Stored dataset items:
========================================================================

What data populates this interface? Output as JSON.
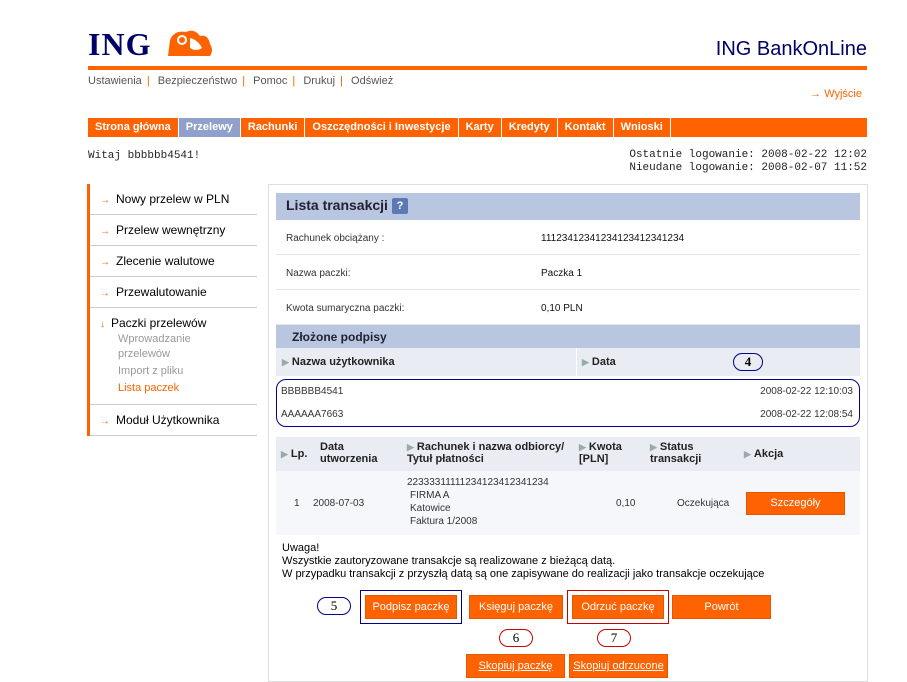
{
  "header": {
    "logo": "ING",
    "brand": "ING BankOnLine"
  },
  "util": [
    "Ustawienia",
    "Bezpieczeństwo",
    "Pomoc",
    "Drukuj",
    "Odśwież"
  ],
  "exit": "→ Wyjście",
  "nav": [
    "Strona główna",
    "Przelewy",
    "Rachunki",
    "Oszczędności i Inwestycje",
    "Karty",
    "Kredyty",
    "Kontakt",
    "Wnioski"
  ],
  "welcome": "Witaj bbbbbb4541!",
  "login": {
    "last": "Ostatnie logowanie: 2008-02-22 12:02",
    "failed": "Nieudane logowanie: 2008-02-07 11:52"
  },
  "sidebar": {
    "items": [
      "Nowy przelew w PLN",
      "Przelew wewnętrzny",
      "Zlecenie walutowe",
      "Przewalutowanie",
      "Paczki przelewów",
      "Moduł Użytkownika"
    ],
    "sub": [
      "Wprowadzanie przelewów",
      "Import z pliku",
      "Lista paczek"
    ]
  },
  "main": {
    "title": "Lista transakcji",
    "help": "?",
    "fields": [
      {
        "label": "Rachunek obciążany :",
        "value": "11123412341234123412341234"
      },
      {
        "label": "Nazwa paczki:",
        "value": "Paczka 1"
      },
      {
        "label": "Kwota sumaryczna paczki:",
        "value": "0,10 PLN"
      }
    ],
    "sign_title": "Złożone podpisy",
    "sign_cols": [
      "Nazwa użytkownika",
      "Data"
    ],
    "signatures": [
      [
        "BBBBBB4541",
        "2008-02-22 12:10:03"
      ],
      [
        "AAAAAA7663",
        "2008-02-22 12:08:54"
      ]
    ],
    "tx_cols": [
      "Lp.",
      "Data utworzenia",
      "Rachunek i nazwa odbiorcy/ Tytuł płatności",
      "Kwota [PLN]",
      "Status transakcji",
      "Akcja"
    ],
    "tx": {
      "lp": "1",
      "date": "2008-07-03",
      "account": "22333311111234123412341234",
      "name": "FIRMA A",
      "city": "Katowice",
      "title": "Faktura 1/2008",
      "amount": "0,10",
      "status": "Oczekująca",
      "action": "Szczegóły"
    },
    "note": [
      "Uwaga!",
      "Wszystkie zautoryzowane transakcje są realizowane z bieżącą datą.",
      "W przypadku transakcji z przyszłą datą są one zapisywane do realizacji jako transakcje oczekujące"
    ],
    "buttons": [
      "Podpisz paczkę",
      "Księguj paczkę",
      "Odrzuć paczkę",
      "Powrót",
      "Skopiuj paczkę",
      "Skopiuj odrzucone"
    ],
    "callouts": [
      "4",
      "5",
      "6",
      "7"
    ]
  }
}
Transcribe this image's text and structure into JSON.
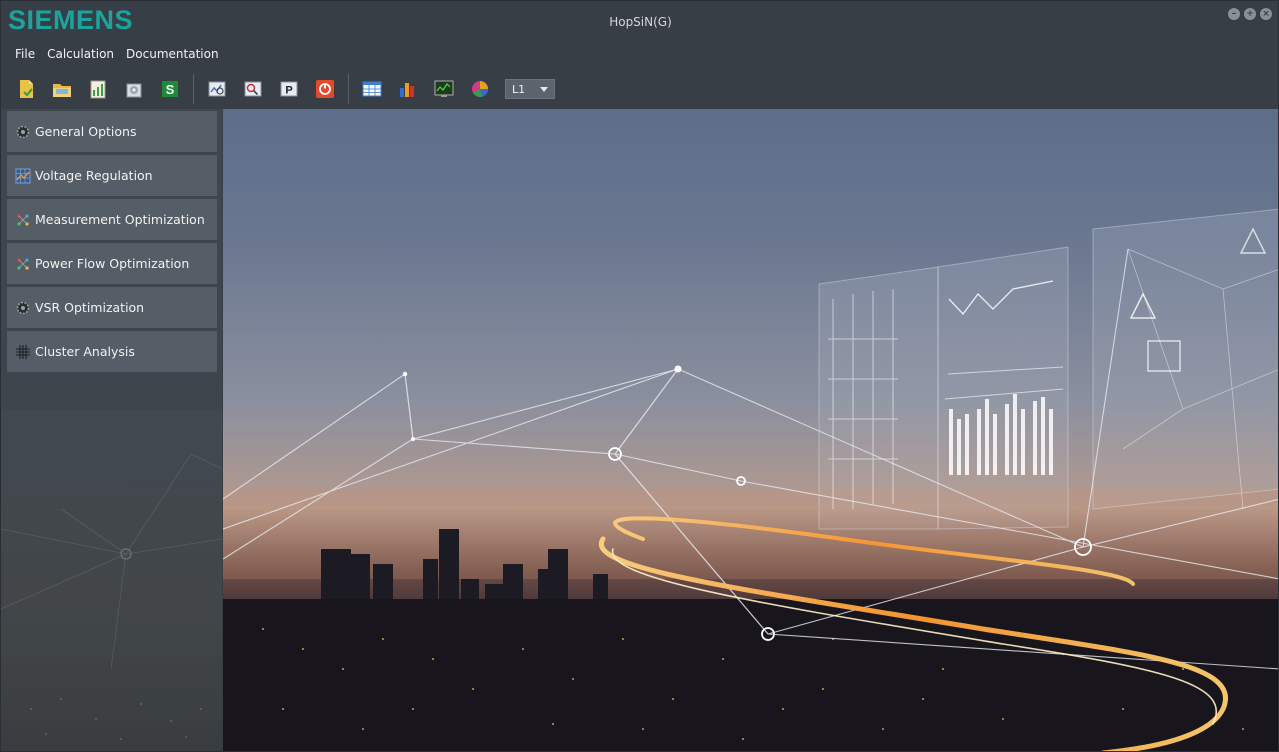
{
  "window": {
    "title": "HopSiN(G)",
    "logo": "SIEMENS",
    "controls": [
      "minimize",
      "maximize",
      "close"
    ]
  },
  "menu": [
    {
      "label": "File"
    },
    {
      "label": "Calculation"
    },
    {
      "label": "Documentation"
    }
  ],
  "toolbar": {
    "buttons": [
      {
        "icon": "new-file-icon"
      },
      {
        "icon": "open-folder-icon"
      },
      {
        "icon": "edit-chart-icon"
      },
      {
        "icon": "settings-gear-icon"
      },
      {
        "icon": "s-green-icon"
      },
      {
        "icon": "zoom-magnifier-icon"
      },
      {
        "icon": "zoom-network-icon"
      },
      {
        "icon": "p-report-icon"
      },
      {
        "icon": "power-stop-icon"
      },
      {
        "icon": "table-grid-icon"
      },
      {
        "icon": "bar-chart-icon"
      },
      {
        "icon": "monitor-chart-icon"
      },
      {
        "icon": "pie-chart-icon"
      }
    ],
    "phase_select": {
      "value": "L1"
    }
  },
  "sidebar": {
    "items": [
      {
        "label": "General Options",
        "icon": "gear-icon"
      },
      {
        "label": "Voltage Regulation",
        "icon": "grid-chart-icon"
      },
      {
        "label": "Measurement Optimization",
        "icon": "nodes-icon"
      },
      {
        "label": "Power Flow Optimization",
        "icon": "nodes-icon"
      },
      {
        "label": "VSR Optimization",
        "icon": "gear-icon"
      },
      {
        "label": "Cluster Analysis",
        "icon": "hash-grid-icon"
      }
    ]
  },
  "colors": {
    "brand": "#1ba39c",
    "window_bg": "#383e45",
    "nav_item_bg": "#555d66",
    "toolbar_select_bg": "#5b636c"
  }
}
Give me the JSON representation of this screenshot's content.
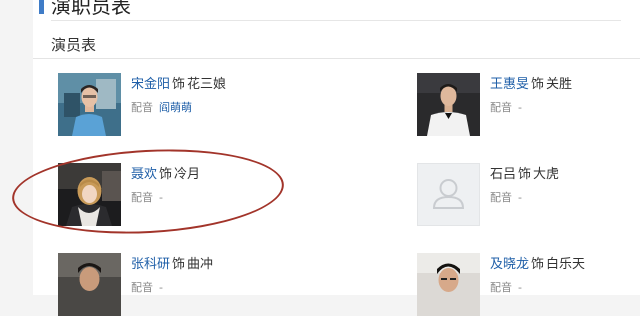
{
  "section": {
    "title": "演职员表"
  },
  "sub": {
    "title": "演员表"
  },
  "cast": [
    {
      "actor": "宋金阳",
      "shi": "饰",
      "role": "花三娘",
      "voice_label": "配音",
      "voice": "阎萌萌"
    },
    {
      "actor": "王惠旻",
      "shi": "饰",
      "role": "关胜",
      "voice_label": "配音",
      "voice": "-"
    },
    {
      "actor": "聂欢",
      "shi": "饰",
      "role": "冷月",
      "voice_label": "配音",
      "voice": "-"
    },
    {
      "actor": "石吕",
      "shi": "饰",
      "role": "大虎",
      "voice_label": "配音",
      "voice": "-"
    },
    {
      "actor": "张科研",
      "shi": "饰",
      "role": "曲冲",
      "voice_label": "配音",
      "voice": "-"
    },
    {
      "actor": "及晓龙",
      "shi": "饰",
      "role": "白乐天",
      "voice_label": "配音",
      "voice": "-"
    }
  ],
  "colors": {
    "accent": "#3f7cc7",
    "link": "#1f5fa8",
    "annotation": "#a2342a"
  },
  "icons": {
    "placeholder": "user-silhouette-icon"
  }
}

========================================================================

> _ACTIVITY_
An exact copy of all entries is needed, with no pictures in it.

> _EXERCISE SOLUTION_
What data populates this interface? Output as JSON.
{
  "header": {
    "logo": "ING",
    "brand": "ING BankOnLine"
  },
  "util": [
    "Ustawienia",
    "Bezpieczeństwo",
    "Pomoc",
    "Drukuj",
    "Odśwież"
  ],
  "exit": "→ Wyjście",
  "nav": [
    "Strona główna",
    "Przelewy",
    "Rachunki",
    "Oszczędności i Inwestycje",
    "Karty",
    "Kredyty",
    "Kontakt",
    "Wnioski"
  ],
  "welcome": "Witaj bbbbbb4541!",
  "login": {
    "last": "Ostatnie logowanie: 2008-02-22 12:02",
    "failed": "Nieudane logowanie: 2008-02-07 11:52"
  },
  "sidebar": {
    "items": [
      "Nowy przelew w PLN",
      "Przelew wewnętrzny",
      "Zlecenie walutowe",
      "Przewalutowanie",
      "Paczki przelewów",
      "Moduł Użytkownika"
    ],
    "sub": [
      "Wprowadzanie przelewów",
      "Import z pliku",
      "Lista paczek"
    ]
  },
  "main": {
    "title": "Lista transakcji",
    "help": "?",
    "fields": [
      {
        "label": "Rachunek obciążany :",
        "value": "11123412341234123412341234"
      },
      {
        "label": "Nazwa paczki:",
        "value": "Paczka 1"
      },
      {
        "label": "Kwota sumaryczna paczki:",
        "value": "0,10 PLN"
      }
    ],
    "sign_title": "Złożone podpisy",
    "sign_cols": [
      "Nazwa użytkownika",
      "Data"
    ],
    "signatures": [
      [
        "BBBBBB4541",
        "2008-02-22 12:10:03"
      ],
      [
        "AAAAAA7663",
        "2008-02-22 12:08:54"
      ]
    ],
    "tx_cols": [
      "Lp.",
      "Data utworzenia",
      "Rachunek i nazwa odbiorcy/ Tytuł płatności",
      "Kwota [PLN]",
      "Status transakcji",
      "Akcja"
    ],
    "tx": {
      "lp": "1",
      "date": "2008-07-03",
      "account": "22333311111234123412341234",
      "name": "FIRMA A",
      "city": "Katowice",
      "title": "Faktura 1/2008",
      "amount": "0,10",
      "status": "Oczekująca",
      "action": "Szczegóły"
    },
    "note": [
      "Uwaga!",
      "Wszystkie zautoryzowane transakcje są realizowane z bieżącą datą.",
      "W przypadku transakcji z przyszłą datą są one zapisywane do realizacji jako transakcje oczekujące"
    ],
    "buttons": [
      "Podpisz paczkę",
      "Księguj paczkę",
      "Odrzuć paczkę",
      "Powrót",
      "Skopiuj paczkę",
      "Skopiuj odrzucone"
    ],
    "callouts": [
      "4",
      "5",
      "6",
      "7"
    ]
  }
}
Transcribe this image's text and structure into JSON.
{
  "window": {
    "title": "HopSiN(G)",
    "logo": "SIEMENS",
    "controls": [
      "minimize",
      "maximize",
      "close"
    ]
  },
  "menu": [
    {
      "label": "File"
    },
    {
      "label": "Calculation"
    },
    {
      "label": "Documentation"
    }
  ],
  "toolbar": {
    "buttons": [
      {
        "icon": "new-file-icon"
      },
      {
        "icon": "open-folder-icon"
      },
      {
        "icon": "edit-chart-icon"
      },
      {
        "icon": "settings-gear-icon"
      },
      {
        "icon": "s-green-icon"
      },
      {
        "icon": "zoom-magnifier-icon"
      },
      {
        "icon": "zoom-network-icon"
      },
      {
        "icon": "p-report-icon"
      },
      {
        "icon": "power-stop-icon"
      },
      {
        "icon": "table-grid-icon"
      },
      {
        "icon": "bar-chart-icon"
      },
      {
        "icon": "monitor-chart-icon"
      },
      {
        "icon": "pie-chart-icon"
      }
    ],
    "phase_select": {
      "value": "L1"
    }
  },
  "sidebar": {
    "items": [
      {
        "label": "General Options",
        "icon": "gear-icon"
      },
      {
        "label": "Voltage Regulation",
        "icon": "grid-chart-icon"
      },
      {
        "label": "Measurement Optimization",
        "icon": "nodes-icon"
      },
      {
        "label": "Power Flow Optimization",
        "icon": "nodes-icon"
      },
      {
        "label": "VSR Optimization",
        "icon": "gear-icon"
      },
      {
        "label": "Cluster Analysis",
        "icon": "hash-grid-icon"
      }
    ]
  },
  "colors": {
    "brand": "#1ba39c",
    "window_bg": "#383e45",
    "nav_item_bg": "#555d66",
    "toolbar_select_bg": "#5b636c"
  }
}
Give me the JSON representation of this screenshot's content.
{
  "section": {
    "title": "演职员表"
  },
  "sub": {
    "title": "演员表"
  },
  "cast": [
    {
      "actor": "宋金阳",
      "shi": "饰",
      "role": "花三娘",
      "voice_label": "配音",
      "voice": "阎萌萌"
    },
    {
      "actor": "王惠旻",
      "shi": "饰",
      "role": "关胜",
      "voice_label": "配音",
      "voice": "-"
    },
    {
      "actor": "聂欢",
      "shi": "饰",
      "role": "冷月",
      "voice_label": "配音",
      "voice": "-"
    },
    {
      "actor": "石吕",
      "shi": "饰",
      "role": "大虎",
      "voice_label": "配音",
      "voice": "-"
    },
    {
      "actor": "张科研",
      "shi": "饰",
      "role": "曲冲",
      "voice_label": "配音",
      "voice": "-"
    },
    {
      "actor": "及晓龙",
      "shi": "饰",
      "role": "白乐天",
      "voice_label": "配音",
      "voice": "-"
    }
  ],
  "colors": {
    "accent": "#3f7cc7",
    "link": "#1f5fa8",
    "annotation": "#a2342a"
  },
  "icons": {
    "placeholder": "user-silhouette-icon"
  }
}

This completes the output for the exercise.